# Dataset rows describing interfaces

*** Begin section ***

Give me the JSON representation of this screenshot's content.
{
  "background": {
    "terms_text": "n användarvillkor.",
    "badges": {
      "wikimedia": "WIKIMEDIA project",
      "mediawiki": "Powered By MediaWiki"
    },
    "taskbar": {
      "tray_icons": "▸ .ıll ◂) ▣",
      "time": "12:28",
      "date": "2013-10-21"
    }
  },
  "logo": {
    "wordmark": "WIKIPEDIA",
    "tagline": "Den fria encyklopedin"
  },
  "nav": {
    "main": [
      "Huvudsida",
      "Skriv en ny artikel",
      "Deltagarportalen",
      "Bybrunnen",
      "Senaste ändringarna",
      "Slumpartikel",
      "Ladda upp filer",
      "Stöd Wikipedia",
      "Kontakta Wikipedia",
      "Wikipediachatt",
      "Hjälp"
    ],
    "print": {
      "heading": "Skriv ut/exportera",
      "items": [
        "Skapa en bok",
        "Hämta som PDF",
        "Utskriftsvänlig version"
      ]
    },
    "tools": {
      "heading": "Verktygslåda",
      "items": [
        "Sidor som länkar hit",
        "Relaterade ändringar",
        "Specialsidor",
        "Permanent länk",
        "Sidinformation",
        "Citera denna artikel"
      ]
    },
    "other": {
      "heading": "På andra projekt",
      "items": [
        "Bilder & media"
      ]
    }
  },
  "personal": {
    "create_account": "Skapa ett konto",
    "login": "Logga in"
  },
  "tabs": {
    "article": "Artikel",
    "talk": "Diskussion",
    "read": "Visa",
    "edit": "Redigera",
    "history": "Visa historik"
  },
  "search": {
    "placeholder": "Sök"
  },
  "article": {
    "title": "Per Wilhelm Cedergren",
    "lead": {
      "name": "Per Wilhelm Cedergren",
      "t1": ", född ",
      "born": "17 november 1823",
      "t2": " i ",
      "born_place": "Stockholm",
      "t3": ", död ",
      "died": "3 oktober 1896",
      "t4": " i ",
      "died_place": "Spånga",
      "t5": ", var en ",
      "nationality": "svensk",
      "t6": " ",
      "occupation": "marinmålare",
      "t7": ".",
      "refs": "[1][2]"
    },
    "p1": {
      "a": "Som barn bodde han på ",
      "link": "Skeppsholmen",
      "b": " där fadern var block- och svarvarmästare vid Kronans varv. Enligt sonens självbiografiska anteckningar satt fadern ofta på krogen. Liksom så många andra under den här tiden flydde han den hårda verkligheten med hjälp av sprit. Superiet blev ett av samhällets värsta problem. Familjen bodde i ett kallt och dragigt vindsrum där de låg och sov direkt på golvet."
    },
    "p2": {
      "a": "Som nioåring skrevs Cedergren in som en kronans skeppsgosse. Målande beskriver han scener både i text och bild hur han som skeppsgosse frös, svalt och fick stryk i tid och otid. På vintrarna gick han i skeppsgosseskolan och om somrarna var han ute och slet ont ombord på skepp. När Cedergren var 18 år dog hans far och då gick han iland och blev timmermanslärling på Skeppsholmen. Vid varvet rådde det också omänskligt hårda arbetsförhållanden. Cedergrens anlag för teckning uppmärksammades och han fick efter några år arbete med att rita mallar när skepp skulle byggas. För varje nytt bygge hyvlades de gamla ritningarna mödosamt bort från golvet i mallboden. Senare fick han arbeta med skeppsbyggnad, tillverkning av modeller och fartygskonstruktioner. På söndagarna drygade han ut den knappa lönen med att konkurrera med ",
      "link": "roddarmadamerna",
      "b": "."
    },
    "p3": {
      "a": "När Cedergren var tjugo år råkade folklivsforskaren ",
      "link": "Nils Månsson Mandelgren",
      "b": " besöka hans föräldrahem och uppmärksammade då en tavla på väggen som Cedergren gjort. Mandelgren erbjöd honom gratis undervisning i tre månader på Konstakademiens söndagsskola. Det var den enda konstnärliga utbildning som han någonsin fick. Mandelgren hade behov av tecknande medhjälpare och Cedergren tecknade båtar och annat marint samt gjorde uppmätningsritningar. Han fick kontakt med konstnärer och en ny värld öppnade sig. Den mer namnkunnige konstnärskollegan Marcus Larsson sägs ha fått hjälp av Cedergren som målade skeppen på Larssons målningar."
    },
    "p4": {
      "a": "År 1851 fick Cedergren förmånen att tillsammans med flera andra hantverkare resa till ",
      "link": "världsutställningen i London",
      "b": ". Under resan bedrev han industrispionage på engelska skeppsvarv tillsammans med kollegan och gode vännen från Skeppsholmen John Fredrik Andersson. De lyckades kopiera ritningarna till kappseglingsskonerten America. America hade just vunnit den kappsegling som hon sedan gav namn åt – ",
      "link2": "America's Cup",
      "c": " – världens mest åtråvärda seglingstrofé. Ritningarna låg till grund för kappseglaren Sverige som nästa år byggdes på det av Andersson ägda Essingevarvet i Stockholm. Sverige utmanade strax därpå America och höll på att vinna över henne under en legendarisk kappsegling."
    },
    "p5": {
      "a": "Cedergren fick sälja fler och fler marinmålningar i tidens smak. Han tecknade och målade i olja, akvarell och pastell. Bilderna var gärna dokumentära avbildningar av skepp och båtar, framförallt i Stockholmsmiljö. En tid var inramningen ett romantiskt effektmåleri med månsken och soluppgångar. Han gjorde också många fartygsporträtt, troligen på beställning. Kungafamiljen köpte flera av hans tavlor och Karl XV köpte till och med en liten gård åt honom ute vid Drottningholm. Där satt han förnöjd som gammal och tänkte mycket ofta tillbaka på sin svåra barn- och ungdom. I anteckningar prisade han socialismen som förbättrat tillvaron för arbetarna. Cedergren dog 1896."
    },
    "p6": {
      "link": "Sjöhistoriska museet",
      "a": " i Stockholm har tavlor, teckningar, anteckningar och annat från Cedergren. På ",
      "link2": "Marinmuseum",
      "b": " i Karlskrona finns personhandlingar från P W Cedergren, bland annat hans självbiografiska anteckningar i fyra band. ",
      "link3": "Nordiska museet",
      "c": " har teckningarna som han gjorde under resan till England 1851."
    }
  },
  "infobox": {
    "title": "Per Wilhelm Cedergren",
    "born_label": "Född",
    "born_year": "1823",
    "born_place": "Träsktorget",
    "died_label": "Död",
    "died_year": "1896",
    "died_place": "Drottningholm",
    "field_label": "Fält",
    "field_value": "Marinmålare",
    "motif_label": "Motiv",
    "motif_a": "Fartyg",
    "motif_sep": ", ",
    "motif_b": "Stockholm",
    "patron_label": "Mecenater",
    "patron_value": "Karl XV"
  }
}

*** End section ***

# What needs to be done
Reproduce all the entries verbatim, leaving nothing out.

# Result of this task
Give me the JSON representation of this screenshot's content.
{
  "background": {
    "terms_text": "n användarvillkor.",
    "badges": {
      "wikimedia": "WIKIMEDIA project",
      "mediawiki": "Powered By MediaWiki"
    },
    "taskbar": {
      "tray_icons": "▸ .ıll ◂) ▣",
      "time": "12:28",
      "date": "2013-10-21"
    }
  },
  "logo": {
    "wordmark": "WIKIPEDIA",
    "tagline": "Den fria encyklopedin"
  },
  "nav": {
    "main": [
      "Huvudsida",
      "Skriv en ny artikel",
      "Deltagarportalen",
      "Bybrunnen",
      "Senaste ändringarna",
      "Slumpartikel",
      "Ladda upp filer",
      "Stöd Wikipedia",
      "Kontakta Wikipedia",
      "Wikipediachatt",
      "Hjälp"
    ],
    "print": {
      "heading": "Skriv ut/exportera",
      "items": [
        "Skapa en bok",
        "Hämta som PDF",
        "Utskriftsvänlig version"
      ]
    },
    "tools": {
      "heading": "Verktygslåda",
      "items": [
        "Sidor som länkar hit",
        "Relaterade ändringar",
        "Specialsidor",
        "Permanent länk",
        "Sidinformation",
        "Citera denna artikel"
      ]
    },
    "other": {
      "heading": "På andra projekt",
      "items": [
        "Bilder & media"
      ]
    }
  },
  "personal": {
    "create_account": "Skapa ett konto",
    "login": "Logga in"
  },
  "tabs": {
    "article": "Artikel",
    "talk": "Diskussion",
    "read": "Visa",
    "edit": "Redigera",
    "history": "Visa historik"
  },
  "search": {
    "placeholder": "Sök"
  },
  "article": {
    "title": "Per Wilhelm Cedergren",
    "lead": {
      "name": "Per Wilhelm Cedergren",
      "t1": ", född ",
      "born": "17 november 1823",
      "t2": " i ",
      "born_place": "Stockholm",
      "t3": ", död ",
      "died": "3 oktober 1896",
      "t4": " i ",
      "died_place": "Spånga",
      "t5": ", var en ",
      "nationality": "svensk",
      "t6": " ",
      "occupation": "marinmålare",
      "t7": ".",
      "refs": "[1][2]"
    },
    "p1": {
      "a": "Som barn bodde han på ",
      "link": "Skeppsholmen",
      "b": " där fadern var block- och svarvarmästare vid Kronans varv. Enligt sonens självbiografiska anteckningar satt fadern ofta på krogen. Liksom så många andra under den här tiden flydde han den hårda verkligheten med hjälp av sprit. Superiet blev ett av samhällets värsta problem. Familjen bodde i ett kallt och dragigt vindsrum där de låg och sov direkt på golvet."
    },
    "p2": {
      "a": "Som nioåring skrevs Cedergren in som en kronans skeppsgosse. Målande beskriver han scener både i text och bild hur han som skeppsgosse frös, svalt och fick stryk i tid och otid. På vintrarna gick han i skeppsgosseskolan och om somrarna var han ute och slet ont ombord på skepp. När Cedergren var 18 år dog hans far och då gick han iland och blev timmermanslärling på Skeppsholmen. Vid varvet rådde det också omänskligt hårda arbetsförhållanden. Cedergrens anlag för teckning uppmärksammades och han fick efter några år arbete med att rita mallar när skepp skulle byggas. För varje nytt bygge hyvlades de gamla ritningarna mödosamt bort från golvet i mallboden. Senare fick han arbeta med skeppsbyggnad, tillverkning av modeller och fartygskonstruktioner. På söndagarna drygade han ut den knappa lönen med att konkurrera med ",
      "link": "roddarmadamerna",
      "b": "."
    },
    "p3": {
      "a": "När Cedergren var tjugo år råkade folklivsforskaren ",
      "link": "Nils Månsson Mandelgren",
      "b": " besöka hans föräldrahem och uppmärksammade då en tavla på väggen som Cedergren gjort. Mandelgren erbjöd honom gratis undervisning i tre månader på Konstakademiens söndagsskola. Det var den enda konstnärliga utbildning som han någonsin fick. Mandelgren hade behov av tecknande medhjälpare och Cedergren tecknade båtar och annat marint samt gjorde uppmätningsritningar. Han fick kontakt med konstnärer och en ny värld öppnade sig. Den mer namnkunnige konstnärskollegan Marcus Larsson sägs ha fått hjälp av Cedergren som målade skeppen på Larssons målningar."
    },
    "p4": {
      "a": "År 1851 fick Cedergren förmånen att tillsammans med flera andra hantverkare resa till ",
      "link": "världsutställningen i London",
      "b": ". Under resan bedrev han industrispionage på engelska skeppsvarv tillsammans med kollegan och gode vännen från Skeppsholmen John Fredrik Andersson. De lyckades kopiera ritningarna till kappseglingsskonerten America. America hade just vunnit den kappsegling som hon sedan gav namn åt – ",
      "link2": "America's Cup",
      "c": " – världens mest åtråvärda seglingstrofé. Ritningarna låg till grund för kappseglaren Sverige som nästa år byggdes på det av Andersson ägda Essingevarvet i Stockholm. Sverige utmanade strax därpå America och höll på att vinna över henne under en legendarisk kappsegling."
    },
    "p5": {
      "a": "Cedergren fick sälja fler och fler marinmålningar i tidens smak. Han tecknade och målade i olja, akvarell och pastell. Bilderna var gärna dokumentära avbildningar av skepp och båtar, framförallt i Stockholmsmiljö. En tid var inramningen ett romantiskt effektmåleri med månsken och soluppgångar. Han gjorde också många fartygsporträtt, troligen på beställning. Kungafamiljen köpte flera av hans tavlor och Karl XV köpte till och med en liten gård åt honom ute vid Drottningholm. Där satt han förnöjd som gammal och tänkte mycket ofta tillbaka på sin svåra barn- och ungdom. I anteckningar prisade han socialismen som förbättrat tillvaron för arbetarna. Cedergren dog 1896."
    },
    "p6": {
      "link": "Sjöhistoriska museet",
      "a": " i Stockholm har tavlor, teckningar, anteckningar och annat från Cedergren. På ",
      "link2": "Marinmuseum",
      "b": " i Karlskrona finns personhandlingar från P W Cedergren, bland annat hans självbiografiska anteckningar i fyra band. ",
      "link3": "Nordiska museet",
      "c": " har teckningarna som han gjorde under resan till England 1851."
    }
  },
  "infobox": {
    "title": "Per Wilhelm Cedergren",
    "born_label": "Född",
    "born_year": "1823",
    "born_place": "Träsktorget",
    "died_label": "Död",
    "died_year": "1896",
    "died_place": "Drottningholm",
    "field_label": "Fält",
    "field_value": "Marinmålare",
    "motif_label": "Motiv",
    "motif_a": "Fartyg",
    "motif_sep": ", ",
    "motif_b": "Stockholm",
    "patron_label": "Mecenater",
    "patron_value": "Karl XV"
  }
}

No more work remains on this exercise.